Wednesday 4 February 2015

HMS Pembroke.

HMS PEMBROKE          3-Dec-1943      to     23-Jan-1944

The next entry in Dad’s record has him assigned to HMS Pembroke. This again was not a vessel but as far as I can make out it was another shore establishment. This time it does not seem to have been a training school or officer training place but an accountancy base. HMS Pembroke is the name given to several barracks etc attached Royal Dockyard Chatham. Unlike HMS Cochrane I can see no actual deport ship at Chatham so it seems it was a base for administration. It is strange as Dad was of the Portsmouth Division (His serial No. begins with J which indicates this) so if it was just for convenience you would have thought that he would have been on the books in Portsmouth. There are several possibilities of exactly which one he was attached to;
HMS Pembroke I  was a Chatham accounting base 1940-60
HMS Pembroke II was a Chatham accounting base 1940-57
HMS Pembroke III was an accounting base at London and out stations 1942-52
HMS Pembroke IV was an accounting base at the Nore 1939-61

(The Nore is a sandbank at the mouth of the Thames that marks the meeting of the Thames and the North Sea. The world’s first lightship was moored there in 1732. It is perhaps most famous for the Nore Mutiny in the Royal Navy. Because of the importance there was a Commander in Chief of the Nore and ships where at one time anchored there permanently. In 1797 around the time of the French Revolution some of the vessels at the Nore mutinied and took over their vessels. The mutiny at Spithead just before had been mainly about the conditions in the service, but at the Nore it became more political and as such was not so popular and those that continued were severely dealt with.

The usual officer training took about six weeks and Dad was assigned to Pembroke for over seven weeks so it doesn’t seem that this was his officer training. However at the end of it on 24th Jan 1944 he was promoted to Temporary Acting Sub Lieutenant. The Temporary was referring to the type of commission. As Dad was RNVR he would not retain his rank after the conflict was over. The Acting part maybe a clue how he could have been promoted with out going on an Officer Training Course. I have a feeling that he may have been given the equivalent of a ‘field commission’. It seems to me that Dad had been dealing with coding/decoding  on an Admirals staff for along time. His actual rank is given a Temporary Acting Sub Lieutenant (Sp.Cy) which I think stands for Special cipher as that is written on a later report.  I have found that to read ciphers etc you had to be an officer. It would be the next logical step, after coding and decoding, to do the ciphering as well. It may well of being a natural progression that was pushed through by the Admiral.

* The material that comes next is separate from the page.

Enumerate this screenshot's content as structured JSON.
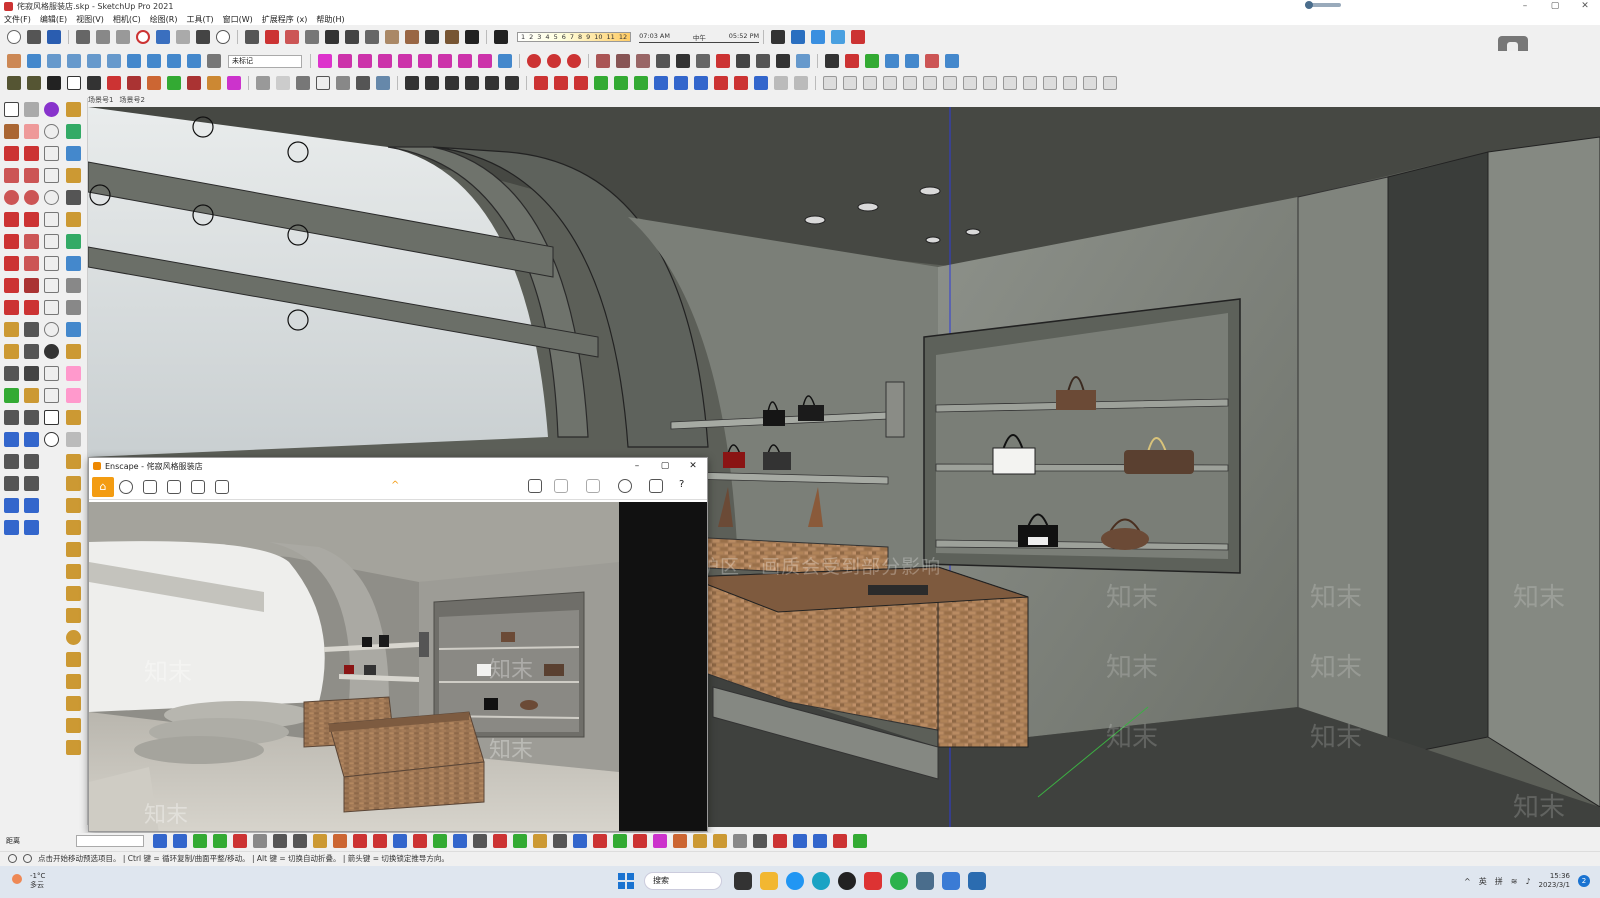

  1. Hi, Been doing a bit of research on Pembroke IV and it's a lot more complicated than just an accountancy base; it was the command for the whole of the eastern coast of England as far up as Yorkshire, responsible for protecting coastal convoys. Worth checking here:

    It's also the case that "Pembroke IV" was the designation for a number of other smaller stations with a Naval Officer in Command (NOIC); for example, HMS Leigh, which is what Southend pier was designated during the War, was also covered by the term "Pembroke IV", so its entirely possible he wasn't at Chatham at all.,_The_Nore#Sub-areas_during_First_and_Second_World_Wars

    1. Hi There, Thanks for the info. I couldn't find much information when I wrote the blog. I would have thought that my grandparents would have recorded it if their son had been on a ship at sea during this period, and almost certainly if he was posted to somewhere as glamorous as Southend Pier. He may have been taking another short training course rather than just 'waiting'. The shore bases I found difficult to fathom, but thanks for the information, and for reading this blog. Cheers for now, Tony Porter